• _WHAT YOU NEED TO DO_:
Collect every line of the records below that contains the word "label".
......
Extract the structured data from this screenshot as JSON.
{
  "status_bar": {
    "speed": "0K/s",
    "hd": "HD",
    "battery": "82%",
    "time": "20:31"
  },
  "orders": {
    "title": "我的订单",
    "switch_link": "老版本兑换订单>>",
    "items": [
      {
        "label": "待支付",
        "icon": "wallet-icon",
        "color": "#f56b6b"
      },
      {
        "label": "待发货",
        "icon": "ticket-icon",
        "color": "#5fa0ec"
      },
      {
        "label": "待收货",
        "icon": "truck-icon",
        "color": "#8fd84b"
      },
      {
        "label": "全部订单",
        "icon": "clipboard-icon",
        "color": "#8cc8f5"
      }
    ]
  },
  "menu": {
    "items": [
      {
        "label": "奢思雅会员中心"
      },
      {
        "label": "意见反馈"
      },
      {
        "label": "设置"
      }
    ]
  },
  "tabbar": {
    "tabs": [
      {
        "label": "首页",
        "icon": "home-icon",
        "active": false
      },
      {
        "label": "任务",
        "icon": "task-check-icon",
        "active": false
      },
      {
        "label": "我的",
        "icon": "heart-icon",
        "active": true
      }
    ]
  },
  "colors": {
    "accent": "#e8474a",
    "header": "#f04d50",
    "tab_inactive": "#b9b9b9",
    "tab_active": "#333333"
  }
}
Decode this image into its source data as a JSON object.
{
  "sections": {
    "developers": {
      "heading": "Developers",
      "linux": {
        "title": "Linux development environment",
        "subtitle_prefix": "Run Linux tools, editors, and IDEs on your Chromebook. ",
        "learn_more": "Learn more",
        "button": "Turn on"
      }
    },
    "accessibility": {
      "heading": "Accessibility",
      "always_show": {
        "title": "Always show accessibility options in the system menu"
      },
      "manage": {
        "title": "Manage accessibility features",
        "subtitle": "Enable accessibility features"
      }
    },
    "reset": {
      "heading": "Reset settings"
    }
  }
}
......
• _OUTPUT FOR THIS EXERCISE_:
        "label": "待支付",
        "label": "待发货",
        "label": "待收货",
        "label": "全部订单",
        "label": "奢思雅会员中心"
        "label": "意见反馈"
        "label": "设置"
        "label": "首页",
        "label": "任务",
        "label": "我的",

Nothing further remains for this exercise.